|US20080232377 *||Mar 11, 2008||Sep 25, 2008||Fujitsu Limited||Communication device and method for controlling the output of packets|
|US20090073978 *||Sep 14, 2007||Mar 19, 2009||International Business Machines Corporation||Low Latency Multicast for InfinibandR Host Channel Adapters|
|US20090077268 *||Sep 14, 2007||Mar 19, 2009||International Business Machines Corporation||Low Latency Multicast for Infiniband Host Channel Adapters|
|US20090122766 *||Sep 30, 2008||May 14, 2009||Hughes Timothy J||Nested weighted round robin queuing|
|US20090319685 *||Dec 24, 2009||4Dk Technologies, Inc.||Routing in a communications network using contextual information|
|US20100125857 *||Nov 16, 2009||May 20, 2010||Gridlron Systems, Inc.||Cluster control protocol|
|US20120110230 *||May 3, 2012||Canon Kabushiki Kaisha||Device for arbitrating bus accesses and method for controlling same|
|US20120327948 *||Jun 22, 2011||Dec 27, 2012||Lsi Corporation||Adjustment of negative weights in weighted round robin scheduling|

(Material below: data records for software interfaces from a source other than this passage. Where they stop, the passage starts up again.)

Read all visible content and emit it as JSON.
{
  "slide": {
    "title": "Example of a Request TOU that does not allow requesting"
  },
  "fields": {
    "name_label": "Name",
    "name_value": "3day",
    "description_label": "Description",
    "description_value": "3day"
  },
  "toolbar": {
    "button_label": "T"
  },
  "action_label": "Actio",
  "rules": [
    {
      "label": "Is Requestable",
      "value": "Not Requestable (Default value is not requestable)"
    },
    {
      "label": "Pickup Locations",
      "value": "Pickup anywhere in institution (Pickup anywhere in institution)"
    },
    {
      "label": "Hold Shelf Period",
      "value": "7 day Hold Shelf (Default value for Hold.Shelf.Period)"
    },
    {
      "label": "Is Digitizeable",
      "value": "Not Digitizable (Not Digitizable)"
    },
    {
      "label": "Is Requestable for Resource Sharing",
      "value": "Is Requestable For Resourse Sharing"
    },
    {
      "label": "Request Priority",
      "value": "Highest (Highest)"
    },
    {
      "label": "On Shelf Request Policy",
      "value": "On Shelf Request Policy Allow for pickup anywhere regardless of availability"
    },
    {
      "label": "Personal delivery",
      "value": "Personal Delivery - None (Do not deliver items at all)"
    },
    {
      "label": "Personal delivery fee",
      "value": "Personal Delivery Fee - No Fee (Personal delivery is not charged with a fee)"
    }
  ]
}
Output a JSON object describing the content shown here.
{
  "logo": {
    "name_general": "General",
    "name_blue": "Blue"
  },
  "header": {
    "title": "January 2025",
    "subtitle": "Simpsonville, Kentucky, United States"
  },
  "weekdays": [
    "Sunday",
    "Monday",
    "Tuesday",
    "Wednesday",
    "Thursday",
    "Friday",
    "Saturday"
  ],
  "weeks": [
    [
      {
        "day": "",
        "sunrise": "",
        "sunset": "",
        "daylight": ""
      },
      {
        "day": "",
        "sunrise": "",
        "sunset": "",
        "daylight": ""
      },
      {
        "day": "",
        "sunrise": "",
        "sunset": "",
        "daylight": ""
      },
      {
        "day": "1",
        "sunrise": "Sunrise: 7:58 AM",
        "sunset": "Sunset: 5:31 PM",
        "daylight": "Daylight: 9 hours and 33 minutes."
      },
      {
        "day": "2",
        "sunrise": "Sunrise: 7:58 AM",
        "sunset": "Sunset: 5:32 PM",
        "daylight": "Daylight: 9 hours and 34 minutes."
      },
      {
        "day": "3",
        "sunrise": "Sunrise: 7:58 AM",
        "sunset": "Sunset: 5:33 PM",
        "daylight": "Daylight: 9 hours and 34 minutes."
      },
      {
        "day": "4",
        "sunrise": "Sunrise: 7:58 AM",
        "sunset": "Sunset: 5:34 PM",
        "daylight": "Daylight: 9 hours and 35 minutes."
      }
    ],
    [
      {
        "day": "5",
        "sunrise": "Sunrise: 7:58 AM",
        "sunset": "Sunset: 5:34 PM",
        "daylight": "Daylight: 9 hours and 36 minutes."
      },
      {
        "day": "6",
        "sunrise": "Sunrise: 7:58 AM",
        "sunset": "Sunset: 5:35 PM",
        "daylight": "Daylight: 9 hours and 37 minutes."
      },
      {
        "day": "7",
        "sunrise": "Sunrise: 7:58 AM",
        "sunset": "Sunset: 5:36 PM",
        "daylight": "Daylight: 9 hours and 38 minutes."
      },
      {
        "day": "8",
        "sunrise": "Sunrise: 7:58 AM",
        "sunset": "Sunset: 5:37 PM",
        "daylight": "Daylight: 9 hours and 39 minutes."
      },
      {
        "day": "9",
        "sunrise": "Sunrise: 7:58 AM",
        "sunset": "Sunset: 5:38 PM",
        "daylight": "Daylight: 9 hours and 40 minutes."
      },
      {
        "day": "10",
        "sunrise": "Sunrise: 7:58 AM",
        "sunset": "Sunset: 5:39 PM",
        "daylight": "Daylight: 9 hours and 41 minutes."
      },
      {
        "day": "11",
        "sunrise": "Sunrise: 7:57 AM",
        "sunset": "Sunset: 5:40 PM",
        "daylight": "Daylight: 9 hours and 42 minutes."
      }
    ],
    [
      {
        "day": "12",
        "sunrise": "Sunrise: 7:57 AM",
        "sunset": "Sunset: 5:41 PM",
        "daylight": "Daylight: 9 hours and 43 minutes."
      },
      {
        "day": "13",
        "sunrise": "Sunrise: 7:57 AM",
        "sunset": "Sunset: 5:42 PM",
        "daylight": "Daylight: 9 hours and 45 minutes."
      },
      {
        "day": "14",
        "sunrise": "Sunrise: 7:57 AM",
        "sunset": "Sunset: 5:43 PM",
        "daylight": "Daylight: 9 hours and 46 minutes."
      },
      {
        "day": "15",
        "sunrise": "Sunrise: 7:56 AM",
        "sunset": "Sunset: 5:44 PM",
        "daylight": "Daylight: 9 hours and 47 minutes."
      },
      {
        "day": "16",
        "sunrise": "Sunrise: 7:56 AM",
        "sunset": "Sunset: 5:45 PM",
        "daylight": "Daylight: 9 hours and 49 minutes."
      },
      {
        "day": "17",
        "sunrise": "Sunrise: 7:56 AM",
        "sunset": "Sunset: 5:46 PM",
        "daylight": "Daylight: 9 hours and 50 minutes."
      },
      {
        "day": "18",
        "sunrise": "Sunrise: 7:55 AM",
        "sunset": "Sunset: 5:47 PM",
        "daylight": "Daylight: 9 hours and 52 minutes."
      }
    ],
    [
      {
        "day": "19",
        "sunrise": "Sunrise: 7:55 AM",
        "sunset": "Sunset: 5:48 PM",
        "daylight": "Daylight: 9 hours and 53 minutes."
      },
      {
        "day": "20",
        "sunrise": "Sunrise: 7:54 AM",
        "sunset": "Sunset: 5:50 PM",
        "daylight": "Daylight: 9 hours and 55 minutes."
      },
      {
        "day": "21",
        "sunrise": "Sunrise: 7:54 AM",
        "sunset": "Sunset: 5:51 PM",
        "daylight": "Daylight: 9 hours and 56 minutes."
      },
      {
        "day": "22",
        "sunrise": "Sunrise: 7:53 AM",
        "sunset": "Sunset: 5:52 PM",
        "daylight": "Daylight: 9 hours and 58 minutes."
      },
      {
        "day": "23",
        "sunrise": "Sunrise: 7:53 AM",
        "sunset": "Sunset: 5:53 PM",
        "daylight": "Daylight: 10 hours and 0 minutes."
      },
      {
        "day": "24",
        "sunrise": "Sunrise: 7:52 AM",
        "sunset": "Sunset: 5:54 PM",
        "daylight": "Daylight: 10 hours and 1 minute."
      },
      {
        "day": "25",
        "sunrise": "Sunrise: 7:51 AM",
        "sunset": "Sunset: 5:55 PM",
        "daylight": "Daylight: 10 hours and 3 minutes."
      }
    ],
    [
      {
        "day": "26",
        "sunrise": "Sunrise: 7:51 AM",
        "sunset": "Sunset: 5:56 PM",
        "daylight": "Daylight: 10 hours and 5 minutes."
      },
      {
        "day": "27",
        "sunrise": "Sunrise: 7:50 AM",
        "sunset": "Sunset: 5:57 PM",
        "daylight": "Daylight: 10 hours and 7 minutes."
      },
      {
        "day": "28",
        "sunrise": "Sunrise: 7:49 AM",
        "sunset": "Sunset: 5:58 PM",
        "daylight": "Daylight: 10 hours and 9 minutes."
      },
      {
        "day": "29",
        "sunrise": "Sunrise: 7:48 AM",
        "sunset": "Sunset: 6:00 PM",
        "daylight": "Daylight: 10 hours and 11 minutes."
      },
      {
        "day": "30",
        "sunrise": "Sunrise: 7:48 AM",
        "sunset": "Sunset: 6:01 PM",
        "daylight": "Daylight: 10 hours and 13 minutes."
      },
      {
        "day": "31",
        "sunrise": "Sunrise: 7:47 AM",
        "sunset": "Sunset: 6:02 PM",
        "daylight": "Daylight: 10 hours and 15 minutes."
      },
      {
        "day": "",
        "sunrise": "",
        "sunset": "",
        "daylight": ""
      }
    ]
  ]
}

|WO2009155222A1 *||Jun 12, 2009||Dec 23, 2009||4Dk Technologies, Inc.||Routng in a communications network using contextual information|
|U.S. Classification||370/235, 370/413, 709/240, 370/395.41, 370/429, 710/29|
|International Classification||G06F15/173, H04L12/54, H04L12/26|
|Mar 5, 2001||AS||Assignment|
Owner name: ADVANCED MICRO DEVICES, INC., CALIFORNIA
Free format text: ASSIGNMENT OF ASSIGNORS INTEREST;ASSIGNOR:ACHARYA, YATIN R.;REEL/FRAME:011587/0380
Effective date: 20010301
|Feb 19, 2010||FPAY||Fee payment|
Year of fee payment: 4
|Feb 19, 2014||FPAY||Fee payment|
Year of fee payment: 8